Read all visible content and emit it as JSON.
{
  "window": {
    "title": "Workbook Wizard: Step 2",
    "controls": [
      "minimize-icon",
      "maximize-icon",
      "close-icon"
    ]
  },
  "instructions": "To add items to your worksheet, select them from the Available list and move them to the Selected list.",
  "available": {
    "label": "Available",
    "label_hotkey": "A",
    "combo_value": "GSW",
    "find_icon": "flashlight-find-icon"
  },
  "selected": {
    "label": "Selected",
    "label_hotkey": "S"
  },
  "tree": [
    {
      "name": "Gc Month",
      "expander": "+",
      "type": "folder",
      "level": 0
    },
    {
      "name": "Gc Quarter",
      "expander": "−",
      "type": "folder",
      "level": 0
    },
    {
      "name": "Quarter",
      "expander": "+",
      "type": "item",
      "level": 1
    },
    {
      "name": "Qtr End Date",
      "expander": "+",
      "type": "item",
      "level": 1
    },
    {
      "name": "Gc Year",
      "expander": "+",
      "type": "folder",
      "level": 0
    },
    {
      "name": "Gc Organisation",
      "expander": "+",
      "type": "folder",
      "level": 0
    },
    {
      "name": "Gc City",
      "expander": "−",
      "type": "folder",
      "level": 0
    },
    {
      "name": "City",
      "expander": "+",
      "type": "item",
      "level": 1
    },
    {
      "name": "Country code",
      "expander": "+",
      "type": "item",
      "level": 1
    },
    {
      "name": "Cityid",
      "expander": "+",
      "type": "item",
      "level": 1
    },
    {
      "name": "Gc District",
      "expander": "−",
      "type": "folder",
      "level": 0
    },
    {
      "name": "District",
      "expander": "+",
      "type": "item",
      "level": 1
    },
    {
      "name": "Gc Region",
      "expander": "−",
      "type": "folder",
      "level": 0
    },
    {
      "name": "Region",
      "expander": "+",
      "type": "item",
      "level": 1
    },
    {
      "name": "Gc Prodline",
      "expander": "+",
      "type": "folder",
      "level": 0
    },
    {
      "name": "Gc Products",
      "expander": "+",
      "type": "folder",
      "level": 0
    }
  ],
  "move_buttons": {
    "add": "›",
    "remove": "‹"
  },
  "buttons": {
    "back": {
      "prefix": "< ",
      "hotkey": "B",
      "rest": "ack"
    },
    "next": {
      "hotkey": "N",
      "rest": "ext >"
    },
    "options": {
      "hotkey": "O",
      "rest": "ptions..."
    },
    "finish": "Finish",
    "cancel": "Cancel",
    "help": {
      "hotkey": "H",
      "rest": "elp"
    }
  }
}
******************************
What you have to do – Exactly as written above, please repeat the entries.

Answer to the exercise –
Read all visible content and emit it as JSON.
{
  "window": {
    "title": "Workbook Wizard: Step 2",
    "controls": [
      "minimize-icon",
      "maximize-icon",
      "close-icon"
    ]
  },
  "instructions": "To add items to your worksheet, select them from the Available list and move them to the Selected list.",
  "available": {
    "label": "Available",
    "label_hotkey": "A",
    "combo_value": "GSW",
    "find_icon": "flashlight-find-icon"
  },
  "selected": {
    "label": "Selected",
    "label_hotkey": "S"
  },
  "tree": [
    {
      "name": "Gc Month",
      "expander": "+",
      "type": "folder",
      "level": 0
    },
    {
      "name": "Gc Quarter",
      "expander": "−",
      "type": "folder",
      "level": 0
    },
    {
      "name": "Quarter",
      "expander": "+",
      "type": "item",
      "level": 1
    },
    {
      "name": "Qtr End Date",
      "expander": "+",
      "type": "item",
      "level": 1
    },
    {
      "name": "Gc Year",
      "expander": "+",
      "type": "folder",
      "level": 0
    },
    {
      "name": "Gc Organisation",
      "expander": "+",
      "type": "folder",
      "level": 0
    },
    {
      "name": "Gc City",
      "expander": "−",
      "type": "folder",
      "level": 0
    },
    {
      "name": "City",
      "expander": "+",
      "type": "item",
      "level": 1
    },
    {
      "name": "Country code",
      "expander": "+",
      "type": "item",
      "level": 1
    },
    {
      "name": "Cityid",
      "expander": "+",
      "type": "item",
      "level": 1
    },
    {
      "name": "Gc District",
      "expander": "−",
      "type": "folder",
      "level": 0
    },
    {
      "name": "District",
      "expander": "+",
      "type": "item",
      "level": 1
    },
    {
      "name": "Gc Region",
      "expander": "−",
      "type": "folder",
      "level": 0
    },
    {
      "name": "Region",
      "expander": "+",
      "type": "item",
      "level": 1
    },
    {
      "name": "Gc Prodline",
      "expander": "+",
      "type": "folder",
      "level": 0
    },
    {
      "name": "Gc Products",
      "expander": "+",
      "type": "folder",
      "level": 0
    }
  ],
  "move_buttons": {
    "add": "›",
    "remove": "‹"
  },
  "buttons": {
    "back": {
      "prefix": "< ",
      "hotkey": "B",
      "rest": "ack"
    },
    "next": {
      "hotkey": "N",
      "rest": "ext >"
    },
    "options": {
      "hotkey": "O",
      "rest": "ptions..."
    },
    "finish": "Finish",
    "cancel": "Cancel",
    "help": {
      "hotkey": "H",
      "rest": "elp"
    }
  }
}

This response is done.